▼
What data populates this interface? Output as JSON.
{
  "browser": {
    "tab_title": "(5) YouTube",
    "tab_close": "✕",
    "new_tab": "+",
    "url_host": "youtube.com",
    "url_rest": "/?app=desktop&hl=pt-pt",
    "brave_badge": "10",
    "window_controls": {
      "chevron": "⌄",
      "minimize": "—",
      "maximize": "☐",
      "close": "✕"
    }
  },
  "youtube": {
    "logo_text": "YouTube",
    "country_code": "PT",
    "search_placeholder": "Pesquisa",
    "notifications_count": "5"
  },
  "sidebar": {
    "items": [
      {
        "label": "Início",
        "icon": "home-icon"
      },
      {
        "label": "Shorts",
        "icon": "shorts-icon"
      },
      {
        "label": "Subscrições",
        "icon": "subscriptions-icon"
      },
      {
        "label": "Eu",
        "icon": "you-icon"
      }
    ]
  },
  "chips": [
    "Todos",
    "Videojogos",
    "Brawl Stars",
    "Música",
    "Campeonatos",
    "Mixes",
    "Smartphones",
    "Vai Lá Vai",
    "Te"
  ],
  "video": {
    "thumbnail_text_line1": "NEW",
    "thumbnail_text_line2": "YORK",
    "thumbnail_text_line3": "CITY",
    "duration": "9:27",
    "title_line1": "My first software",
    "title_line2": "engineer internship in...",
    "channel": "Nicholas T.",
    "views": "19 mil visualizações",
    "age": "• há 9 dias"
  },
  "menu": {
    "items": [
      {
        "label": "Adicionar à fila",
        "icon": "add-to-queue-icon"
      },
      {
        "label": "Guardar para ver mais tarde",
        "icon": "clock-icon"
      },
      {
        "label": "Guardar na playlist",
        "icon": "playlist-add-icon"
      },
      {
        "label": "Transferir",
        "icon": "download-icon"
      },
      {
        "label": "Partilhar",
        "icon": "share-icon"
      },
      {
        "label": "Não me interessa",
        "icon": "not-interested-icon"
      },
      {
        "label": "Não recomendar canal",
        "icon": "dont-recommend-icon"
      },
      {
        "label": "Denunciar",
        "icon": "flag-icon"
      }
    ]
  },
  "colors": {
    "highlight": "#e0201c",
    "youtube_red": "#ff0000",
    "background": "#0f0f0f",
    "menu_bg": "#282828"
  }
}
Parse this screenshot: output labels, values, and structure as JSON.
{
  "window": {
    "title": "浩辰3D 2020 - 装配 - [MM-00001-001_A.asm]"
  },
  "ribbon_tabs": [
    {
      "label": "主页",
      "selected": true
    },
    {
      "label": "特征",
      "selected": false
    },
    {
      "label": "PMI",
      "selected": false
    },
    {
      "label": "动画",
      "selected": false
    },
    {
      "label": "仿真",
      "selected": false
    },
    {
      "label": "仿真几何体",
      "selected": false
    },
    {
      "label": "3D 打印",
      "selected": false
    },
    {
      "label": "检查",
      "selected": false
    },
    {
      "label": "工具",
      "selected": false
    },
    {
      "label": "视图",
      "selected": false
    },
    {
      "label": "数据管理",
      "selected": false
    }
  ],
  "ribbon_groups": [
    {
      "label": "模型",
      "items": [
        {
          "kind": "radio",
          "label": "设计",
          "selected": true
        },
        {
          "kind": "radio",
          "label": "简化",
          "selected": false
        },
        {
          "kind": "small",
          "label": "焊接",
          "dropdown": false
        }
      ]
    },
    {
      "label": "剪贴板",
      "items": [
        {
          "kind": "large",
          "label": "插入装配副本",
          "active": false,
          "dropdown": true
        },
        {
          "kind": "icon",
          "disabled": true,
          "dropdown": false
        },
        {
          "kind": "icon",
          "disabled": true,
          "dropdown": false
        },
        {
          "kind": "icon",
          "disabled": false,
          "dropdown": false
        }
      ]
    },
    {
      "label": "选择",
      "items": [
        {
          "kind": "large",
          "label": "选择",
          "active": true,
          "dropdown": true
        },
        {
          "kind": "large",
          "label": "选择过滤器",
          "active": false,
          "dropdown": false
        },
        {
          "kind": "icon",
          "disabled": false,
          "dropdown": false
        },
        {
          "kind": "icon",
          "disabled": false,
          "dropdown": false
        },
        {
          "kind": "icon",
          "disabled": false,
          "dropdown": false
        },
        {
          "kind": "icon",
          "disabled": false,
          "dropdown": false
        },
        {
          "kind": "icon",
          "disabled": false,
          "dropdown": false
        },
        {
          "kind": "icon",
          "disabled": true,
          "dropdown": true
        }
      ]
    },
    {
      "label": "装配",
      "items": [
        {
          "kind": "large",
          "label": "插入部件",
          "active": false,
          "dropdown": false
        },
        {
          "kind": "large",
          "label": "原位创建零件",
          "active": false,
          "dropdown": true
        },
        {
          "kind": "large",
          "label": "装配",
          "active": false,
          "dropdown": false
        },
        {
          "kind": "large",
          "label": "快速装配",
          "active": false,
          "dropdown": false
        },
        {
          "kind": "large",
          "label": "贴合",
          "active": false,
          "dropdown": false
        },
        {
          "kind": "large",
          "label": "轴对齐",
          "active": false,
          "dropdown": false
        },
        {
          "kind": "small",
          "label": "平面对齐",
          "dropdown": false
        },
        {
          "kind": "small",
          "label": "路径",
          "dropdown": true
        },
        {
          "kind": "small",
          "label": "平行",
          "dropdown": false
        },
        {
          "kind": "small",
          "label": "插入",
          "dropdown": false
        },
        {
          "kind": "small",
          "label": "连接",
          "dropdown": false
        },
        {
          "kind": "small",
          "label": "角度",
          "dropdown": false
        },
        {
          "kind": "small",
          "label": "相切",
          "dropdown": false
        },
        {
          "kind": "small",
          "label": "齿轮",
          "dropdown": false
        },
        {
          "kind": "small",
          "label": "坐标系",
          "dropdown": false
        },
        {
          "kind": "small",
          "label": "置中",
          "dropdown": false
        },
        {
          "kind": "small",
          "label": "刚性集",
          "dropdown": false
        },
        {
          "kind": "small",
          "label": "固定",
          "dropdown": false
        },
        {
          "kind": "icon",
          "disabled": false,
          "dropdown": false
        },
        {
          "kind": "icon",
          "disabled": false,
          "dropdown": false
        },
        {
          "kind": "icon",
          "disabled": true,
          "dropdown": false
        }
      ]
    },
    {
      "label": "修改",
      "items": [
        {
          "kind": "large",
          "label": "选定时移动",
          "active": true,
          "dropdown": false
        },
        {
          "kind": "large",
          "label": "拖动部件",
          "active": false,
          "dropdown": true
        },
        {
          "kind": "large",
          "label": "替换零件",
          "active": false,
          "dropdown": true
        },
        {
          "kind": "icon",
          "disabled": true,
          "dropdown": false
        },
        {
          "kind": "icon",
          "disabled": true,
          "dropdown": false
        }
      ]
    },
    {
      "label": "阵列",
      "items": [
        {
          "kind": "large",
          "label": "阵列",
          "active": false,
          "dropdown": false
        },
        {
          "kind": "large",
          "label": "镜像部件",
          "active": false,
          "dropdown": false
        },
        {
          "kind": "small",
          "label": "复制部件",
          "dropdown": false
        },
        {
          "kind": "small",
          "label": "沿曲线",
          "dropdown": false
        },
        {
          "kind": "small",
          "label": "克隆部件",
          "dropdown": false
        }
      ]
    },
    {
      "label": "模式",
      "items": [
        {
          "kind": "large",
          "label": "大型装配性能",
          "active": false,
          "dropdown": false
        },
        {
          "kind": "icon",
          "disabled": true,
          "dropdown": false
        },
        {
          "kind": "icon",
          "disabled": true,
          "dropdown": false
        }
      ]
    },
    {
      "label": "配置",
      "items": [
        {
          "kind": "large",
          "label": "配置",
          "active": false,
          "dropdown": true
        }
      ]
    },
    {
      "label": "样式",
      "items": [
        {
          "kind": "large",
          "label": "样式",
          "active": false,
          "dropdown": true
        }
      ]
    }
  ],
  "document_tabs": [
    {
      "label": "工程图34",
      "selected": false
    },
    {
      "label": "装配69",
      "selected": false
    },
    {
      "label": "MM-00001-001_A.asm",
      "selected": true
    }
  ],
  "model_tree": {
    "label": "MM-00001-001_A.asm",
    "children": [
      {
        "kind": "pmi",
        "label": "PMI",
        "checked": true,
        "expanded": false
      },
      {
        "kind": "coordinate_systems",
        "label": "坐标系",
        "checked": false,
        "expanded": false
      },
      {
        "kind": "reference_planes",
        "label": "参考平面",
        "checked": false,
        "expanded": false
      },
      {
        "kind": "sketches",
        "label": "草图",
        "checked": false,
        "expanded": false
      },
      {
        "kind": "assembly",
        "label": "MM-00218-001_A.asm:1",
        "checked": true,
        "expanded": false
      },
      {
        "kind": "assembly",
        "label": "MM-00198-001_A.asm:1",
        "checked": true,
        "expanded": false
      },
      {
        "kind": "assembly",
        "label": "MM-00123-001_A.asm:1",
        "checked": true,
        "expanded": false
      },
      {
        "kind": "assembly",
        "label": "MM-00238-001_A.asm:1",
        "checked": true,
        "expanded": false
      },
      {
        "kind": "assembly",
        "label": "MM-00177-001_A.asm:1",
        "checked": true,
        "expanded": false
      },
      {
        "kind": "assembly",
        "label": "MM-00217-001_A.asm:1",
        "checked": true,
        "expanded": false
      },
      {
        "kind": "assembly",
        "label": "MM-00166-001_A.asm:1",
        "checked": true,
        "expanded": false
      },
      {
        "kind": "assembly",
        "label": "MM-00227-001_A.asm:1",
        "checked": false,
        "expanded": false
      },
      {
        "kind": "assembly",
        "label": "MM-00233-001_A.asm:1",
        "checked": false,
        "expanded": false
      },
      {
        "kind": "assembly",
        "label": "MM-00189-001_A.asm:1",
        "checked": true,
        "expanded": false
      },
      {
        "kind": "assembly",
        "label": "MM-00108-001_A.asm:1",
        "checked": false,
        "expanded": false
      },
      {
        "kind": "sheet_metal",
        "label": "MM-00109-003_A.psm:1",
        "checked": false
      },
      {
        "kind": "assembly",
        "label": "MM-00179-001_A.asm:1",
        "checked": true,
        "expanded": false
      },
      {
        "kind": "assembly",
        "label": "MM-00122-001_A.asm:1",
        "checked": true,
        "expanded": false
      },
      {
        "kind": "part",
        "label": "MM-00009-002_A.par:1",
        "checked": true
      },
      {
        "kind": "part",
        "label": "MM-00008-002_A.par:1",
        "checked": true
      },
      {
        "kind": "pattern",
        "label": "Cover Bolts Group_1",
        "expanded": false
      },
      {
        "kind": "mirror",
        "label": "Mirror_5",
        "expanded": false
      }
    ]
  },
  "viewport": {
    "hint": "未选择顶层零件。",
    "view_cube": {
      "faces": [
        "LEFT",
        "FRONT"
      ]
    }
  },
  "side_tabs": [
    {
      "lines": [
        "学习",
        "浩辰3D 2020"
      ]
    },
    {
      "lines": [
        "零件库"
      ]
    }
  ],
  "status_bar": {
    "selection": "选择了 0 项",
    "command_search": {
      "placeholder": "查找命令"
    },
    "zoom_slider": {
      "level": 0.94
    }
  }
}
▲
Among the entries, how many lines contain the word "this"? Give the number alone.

2